Gen Isherwood has fallen away from God recently, but an epic spiritual adventure awaits when she returns to her family’s ranch in Footnail: Book 1: Genesis Awakens, a fantasy series for young adults authored by Howard Haugom and Akorede Adekoya. Part of the story is set in present-day Canada and follows Gen as she takes on her family’s magical destiny of protecting three nails that have immense spiritual and historical significance. A subplot set in the Roman Empire shows Empress Helena, mother of Constantine and ancestress of Gen, becoming entangled with the same powerful nails. The two plots are linked by Gen’s flashback visions, by a family of bodyguards who protect the women through the ages, and by a wise old man with unimaginable powers who guides both the Roman and contemporary characters.
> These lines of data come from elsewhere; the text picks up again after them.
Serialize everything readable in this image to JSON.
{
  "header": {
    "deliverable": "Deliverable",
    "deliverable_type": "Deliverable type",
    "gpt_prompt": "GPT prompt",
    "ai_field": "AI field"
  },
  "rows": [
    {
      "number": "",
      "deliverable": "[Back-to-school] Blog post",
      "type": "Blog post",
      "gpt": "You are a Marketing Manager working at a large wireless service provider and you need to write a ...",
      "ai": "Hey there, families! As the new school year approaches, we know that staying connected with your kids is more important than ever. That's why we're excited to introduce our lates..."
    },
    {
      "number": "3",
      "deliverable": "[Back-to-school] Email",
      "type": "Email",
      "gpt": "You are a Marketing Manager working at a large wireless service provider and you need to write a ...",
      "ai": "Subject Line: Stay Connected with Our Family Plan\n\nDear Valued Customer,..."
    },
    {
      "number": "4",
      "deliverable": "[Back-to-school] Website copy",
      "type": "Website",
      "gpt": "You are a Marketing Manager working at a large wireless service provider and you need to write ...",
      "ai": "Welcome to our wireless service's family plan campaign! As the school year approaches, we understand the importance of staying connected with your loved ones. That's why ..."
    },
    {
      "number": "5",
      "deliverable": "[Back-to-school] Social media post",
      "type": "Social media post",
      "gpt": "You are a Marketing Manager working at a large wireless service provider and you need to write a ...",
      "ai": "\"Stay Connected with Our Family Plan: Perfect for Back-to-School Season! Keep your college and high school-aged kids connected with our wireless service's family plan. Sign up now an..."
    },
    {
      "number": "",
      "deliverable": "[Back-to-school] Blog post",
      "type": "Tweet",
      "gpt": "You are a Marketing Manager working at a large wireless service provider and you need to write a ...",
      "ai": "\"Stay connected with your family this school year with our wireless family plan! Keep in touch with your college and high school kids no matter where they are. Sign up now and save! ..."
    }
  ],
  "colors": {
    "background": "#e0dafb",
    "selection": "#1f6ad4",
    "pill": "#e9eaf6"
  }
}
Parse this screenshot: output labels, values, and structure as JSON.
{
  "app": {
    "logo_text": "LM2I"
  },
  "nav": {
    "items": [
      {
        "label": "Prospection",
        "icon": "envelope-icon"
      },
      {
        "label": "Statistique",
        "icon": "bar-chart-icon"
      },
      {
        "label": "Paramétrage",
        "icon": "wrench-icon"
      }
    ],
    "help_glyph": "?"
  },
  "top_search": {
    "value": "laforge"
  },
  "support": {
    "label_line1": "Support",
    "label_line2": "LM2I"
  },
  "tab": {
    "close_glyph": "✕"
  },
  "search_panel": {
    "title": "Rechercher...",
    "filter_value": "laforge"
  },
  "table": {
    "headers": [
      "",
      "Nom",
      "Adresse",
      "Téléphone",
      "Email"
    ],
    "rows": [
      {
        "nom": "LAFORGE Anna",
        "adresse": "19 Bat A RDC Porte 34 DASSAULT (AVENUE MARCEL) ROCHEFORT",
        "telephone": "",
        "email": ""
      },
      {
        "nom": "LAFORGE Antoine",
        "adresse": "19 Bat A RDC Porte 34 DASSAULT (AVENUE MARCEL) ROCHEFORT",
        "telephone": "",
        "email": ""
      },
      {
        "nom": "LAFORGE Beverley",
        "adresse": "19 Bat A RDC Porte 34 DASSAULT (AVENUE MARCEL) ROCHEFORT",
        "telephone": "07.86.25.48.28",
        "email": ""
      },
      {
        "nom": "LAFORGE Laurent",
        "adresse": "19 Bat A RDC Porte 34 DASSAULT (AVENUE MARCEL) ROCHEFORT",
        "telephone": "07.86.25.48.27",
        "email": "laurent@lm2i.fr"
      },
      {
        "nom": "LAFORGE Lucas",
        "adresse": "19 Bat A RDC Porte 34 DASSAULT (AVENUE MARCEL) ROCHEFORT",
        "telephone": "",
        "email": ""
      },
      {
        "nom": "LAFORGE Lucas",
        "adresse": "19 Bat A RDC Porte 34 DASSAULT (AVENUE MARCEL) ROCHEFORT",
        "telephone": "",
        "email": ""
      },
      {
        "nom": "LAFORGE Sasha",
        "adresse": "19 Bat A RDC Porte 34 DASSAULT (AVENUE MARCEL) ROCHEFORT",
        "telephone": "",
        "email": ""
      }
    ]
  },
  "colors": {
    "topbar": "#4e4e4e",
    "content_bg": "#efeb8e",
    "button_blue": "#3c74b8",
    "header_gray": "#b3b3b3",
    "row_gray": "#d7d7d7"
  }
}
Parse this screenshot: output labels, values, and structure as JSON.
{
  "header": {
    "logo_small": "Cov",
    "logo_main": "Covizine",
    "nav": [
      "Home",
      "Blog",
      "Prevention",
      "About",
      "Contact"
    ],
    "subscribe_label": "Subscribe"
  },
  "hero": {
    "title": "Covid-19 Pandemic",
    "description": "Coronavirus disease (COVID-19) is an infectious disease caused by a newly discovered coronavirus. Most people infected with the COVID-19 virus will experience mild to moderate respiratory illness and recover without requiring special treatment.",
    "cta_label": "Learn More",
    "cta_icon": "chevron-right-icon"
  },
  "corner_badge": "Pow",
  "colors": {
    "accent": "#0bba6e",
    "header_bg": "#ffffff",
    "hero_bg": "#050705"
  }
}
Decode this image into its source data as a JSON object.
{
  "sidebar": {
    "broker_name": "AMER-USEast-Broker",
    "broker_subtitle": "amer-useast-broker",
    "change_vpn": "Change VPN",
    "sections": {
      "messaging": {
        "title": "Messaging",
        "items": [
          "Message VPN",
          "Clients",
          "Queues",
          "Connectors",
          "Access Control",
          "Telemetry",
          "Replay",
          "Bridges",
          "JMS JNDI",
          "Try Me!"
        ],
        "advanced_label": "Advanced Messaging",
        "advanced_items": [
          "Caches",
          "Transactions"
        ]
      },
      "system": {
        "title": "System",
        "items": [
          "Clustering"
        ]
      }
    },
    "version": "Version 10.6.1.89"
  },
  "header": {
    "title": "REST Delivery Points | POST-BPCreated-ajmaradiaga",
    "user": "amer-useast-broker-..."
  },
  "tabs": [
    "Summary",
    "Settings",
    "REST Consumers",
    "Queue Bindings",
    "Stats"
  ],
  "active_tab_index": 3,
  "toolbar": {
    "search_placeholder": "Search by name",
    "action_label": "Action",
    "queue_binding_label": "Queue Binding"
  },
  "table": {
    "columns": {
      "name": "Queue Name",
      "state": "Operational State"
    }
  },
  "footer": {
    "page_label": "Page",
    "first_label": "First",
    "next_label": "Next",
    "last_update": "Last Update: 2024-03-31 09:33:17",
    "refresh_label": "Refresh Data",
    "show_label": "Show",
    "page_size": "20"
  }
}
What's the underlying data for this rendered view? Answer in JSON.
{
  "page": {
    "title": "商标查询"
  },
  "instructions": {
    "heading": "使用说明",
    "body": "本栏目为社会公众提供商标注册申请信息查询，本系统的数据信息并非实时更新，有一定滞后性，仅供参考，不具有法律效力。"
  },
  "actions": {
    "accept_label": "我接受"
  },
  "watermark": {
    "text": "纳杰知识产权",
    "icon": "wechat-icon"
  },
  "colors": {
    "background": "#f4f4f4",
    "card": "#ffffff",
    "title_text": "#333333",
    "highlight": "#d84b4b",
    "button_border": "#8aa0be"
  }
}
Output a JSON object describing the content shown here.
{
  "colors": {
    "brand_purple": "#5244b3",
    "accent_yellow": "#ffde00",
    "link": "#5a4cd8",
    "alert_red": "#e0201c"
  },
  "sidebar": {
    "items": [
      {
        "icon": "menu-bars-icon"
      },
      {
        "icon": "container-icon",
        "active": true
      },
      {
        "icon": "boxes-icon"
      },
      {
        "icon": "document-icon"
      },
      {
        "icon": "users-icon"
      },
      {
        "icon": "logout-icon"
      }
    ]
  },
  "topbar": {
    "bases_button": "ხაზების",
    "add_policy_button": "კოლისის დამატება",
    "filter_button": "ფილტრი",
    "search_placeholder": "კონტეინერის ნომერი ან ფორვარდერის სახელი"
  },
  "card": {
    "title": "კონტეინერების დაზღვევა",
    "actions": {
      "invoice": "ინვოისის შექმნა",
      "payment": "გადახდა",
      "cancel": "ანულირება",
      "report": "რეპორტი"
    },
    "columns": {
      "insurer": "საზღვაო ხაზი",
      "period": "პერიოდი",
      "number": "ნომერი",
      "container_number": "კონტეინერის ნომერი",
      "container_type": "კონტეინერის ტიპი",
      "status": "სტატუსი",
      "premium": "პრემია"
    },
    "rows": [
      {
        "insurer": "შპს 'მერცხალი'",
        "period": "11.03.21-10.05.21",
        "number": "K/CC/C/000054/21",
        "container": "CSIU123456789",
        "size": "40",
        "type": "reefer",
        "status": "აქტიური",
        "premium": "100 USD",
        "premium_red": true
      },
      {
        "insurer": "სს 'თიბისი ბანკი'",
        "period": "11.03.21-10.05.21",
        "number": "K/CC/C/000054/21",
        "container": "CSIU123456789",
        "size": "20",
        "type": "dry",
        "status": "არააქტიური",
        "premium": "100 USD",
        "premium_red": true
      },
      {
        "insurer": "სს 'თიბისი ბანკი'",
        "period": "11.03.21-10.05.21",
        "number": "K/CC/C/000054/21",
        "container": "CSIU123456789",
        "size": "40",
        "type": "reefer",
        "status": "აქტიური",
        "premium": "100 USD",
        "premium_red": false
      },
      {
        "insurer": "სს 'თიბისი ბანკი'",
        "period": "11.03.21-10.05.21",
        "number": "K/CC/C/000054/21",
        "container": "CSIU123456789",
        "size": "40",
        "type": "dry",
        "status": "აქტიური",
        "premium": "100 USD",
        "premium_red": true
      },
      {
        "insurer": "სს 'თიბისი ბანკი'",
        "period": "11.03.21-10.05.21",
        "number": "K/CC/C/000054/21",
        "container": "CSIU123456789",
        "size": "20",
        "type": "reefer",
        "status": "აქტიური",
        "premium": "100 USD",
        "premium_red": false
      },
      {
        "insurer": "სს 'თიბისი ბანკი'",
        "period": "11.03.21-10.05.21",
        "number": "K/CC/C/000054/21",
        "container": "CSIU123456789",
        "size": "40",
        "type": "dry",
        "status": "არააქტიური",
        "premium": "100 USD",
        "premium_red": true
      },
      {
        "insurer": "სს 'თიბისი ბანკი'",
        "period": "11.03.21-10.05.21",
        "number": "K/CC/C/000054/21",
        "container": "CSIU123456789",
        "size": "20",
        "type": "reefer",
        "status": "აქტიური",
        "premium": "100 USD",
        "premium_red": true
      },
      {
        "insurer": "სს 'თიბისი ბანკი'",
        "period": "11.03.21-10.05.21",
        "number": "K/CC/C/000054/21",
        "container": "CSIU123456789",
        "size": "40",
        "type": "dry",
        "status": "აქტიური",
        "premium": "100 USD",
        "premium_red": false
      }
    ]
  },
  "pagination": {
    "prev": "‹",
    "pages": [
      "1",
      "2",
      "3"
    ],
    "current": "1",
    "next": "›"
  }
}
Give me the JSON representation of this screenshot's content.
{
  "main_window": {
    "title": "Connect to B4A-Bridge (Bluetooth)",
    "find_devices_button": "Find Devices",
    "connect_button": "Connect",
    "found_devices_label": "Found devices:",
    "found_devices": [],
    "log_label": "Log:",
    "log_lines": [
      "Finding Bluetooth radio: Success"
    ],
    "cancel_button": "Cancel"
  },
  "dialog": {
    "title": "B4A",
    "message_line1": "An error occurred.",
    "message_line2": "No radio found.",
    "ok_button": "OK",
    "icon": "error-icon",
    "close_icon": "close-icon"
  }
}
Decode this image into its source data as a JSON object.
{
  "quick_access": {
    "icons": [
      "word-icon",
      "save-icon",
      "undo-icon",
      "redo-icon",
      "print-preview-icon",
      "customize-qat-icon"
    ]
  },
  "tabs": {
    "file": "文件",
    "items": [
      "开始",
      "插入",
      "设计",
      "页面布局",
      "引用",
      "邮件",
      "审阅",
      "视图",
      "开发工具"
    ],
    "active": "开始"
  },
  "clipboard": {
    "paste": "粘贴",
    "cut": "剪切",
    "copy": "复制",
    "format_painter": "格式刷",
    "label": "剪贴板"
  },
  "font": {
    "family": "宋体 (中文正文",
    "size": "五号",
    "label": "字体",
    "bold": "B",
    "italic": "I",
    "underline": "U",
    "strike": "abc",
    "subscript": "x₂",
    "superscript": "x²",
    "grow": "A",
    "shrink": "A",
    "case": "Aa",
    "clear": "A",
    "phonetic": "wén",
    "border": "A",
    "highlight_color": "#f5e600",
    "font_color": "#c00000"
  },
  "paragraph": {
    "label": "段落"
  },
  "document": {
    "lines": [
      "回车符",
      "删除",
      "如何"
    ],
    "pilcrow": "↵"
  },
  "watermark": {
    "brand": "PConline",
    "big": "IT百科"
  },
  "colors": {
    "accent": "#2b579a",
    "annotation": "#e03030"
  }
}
Footnail: Book 1: Genesis Awakens is well worth reading and Howard Haugom and Akorede Adekoya have successfully created a thrilling and layered story. I was drawn in by the premise of a brave girl fighting dark elements and Gen really delivered on that angle as this book is a coming-of-age story about a very interesting girl in a situation that is quite fascinating! Empress Helena is also a strong character and both she and Gen exhibit vulnerability and unexpected strength on their paths to becoming spiritual warriors in a plot that spans centuries. The villains, undead soldiers who originated in Roman times, appear in a veritable explosion of well-described fantasy battles, and the backstory about how they have always hunted the nails had me amazed and intrigued. An intense feeling of catastrophe overcome by light pervades this exciting take on Christian motifs and themes.
This is the companion for Sarah Scheele's newsletter blog. In it I share reviews for books I'd recommend/are similar to my own.